Start of THE DATA
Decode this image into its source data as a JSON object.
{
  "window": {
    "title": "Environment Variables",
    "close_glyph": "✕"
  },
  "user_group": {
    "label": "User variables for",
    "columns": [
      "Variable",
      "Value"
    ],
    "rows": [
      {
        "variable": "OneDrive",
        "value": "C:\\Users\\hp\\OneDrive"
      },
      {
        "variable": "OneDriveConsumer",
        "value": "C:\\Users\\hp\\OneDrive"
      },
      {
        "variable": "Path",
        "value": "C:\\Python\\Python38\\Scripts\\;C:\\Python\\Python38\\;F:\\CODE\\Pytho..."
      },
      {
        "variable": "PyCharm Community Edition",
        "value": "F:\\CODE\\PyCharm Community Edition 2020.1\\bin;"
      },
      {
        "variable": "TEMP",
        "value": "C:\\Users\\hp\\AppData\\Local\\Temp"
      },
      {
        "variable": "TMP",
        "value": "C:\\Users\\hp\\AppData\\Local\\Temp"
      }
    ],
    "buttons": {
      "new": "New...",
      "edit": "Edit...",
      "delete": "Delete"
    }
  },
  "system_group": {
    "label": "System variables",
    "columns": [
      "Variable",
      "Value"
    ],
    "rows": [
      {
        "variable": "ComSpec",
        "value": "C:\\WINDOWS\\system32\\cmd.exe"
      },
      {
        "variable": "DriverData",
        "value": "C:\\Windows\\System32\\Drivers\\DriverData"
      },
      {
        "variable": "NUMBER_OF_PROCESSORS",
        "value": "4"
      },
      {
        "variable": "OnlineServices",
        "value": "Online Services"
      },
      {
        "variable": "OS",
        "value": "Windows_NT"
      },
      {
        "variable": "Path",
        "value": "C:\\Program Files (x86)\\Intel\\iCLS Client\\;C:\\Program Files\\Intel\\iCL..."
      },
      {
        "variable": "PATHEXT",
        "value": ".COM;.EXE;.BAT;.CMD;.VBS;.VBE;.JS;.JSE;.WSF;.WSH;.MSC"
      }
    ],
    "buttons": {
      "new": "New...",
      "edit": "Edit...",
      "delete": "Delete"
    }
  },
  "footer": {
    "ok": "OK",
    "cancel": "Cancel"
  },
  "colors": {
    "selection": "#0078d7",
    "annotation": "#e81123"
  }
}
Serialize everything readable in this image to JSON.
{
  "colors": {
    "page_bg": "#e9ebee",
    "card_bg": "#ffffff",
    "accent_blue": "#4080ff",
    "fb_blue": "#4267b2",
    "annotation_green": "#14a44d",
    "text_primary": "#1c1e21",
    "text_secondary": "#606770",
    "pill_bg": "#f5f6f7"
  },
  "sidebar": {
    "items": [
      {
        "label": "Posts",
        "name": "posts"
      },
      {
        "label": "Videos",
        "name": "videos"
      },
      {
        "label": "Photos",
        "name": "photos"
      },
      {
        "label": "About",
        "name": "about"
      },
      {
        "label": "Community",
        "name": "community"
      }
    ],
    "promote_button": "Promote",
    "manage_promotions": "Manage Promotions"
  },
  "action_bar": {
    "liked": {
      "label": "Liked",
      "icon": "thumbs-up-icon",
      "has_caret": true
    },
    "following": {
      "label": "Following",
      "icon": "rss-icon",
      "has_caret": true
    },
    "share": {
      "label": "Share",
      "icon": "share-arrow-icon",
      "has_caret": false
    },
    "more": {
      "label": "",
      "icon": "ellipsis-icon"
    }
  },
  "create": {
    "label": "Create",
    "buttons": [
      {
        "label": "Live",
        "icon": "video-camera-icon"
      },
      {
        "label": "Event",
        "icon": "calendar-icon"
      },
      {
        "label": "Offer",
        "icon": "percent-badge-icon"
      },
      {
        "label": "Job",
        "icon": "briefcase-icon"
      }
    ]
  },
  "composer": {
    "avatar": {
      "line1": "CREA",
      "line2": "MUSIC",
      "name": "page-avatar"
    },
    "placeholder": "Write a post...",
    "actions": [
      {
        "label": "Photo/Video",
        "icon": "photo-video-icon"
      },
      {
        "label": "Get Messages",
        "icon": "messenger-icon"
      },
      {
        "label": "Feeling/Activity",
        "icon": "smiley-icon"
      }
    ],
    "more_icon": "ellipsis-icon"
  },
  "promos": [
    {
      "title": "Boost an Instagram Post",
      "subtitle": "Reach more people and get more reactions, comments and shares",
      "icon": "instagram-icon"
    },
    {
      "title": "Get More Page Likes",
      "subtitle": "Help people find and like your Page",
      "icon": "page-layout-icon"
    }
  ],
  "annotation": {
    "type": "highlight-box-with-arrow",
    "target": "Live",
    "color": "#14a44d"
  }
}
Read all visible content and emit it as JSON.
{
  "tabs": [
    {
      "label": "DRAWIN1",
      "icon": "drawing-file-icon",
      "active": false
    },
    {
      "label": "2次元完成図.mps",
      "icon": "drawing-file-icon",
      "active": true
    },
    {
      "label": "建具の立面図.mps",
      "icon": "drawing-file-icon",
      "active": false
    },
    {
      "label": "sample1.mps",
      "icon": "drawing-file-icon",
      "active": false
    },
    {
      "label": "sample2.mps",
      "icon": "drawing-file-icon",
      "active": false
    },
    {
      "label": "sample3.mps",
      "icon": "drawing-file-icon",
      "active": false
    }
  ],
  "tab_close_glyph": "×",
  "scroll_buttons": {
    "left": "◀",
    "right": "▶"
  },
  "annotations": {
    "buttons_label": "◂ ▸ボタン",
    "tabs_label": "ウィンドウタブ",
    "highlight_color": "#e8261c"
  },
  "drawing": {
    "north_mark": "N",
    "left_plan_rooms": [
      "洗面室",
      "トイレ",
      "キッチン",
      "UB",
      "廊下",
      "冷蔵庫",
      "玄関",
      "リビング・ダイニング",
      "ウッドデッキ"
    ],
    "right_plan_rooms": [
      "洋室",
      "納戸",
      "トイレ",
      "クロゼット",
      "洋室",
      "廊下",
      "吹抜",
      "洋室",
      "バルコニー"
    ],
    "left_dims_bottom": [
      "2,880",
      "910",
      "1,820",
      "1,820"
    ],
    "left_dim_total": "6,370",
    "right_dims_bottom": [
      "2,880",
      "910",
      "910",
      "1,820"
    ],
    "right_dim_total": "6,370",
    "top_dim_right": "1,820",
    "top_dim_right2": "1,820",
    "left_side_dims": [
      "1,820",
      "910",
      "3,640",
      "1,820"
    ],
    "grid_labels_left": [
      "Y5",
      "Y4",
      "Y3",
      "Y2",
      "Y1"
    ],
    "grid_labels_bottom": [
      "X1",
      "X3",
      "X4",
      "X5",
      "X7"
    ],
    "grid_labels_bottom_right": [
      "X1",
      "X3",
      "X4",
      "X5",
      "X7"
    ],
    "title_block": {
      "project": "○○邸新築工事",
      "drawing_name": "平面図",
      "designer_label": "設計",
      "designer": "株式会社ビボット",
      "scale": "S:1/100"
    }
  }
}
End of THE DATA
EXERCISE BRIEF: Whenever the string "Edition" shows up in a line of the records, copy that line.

RESULT OF THE EXERCISE:
        "variable": "PyCharm Community Edition",
        "value": "F:\\CODE\\PyCharm Community Edition 2020.1\\bin;"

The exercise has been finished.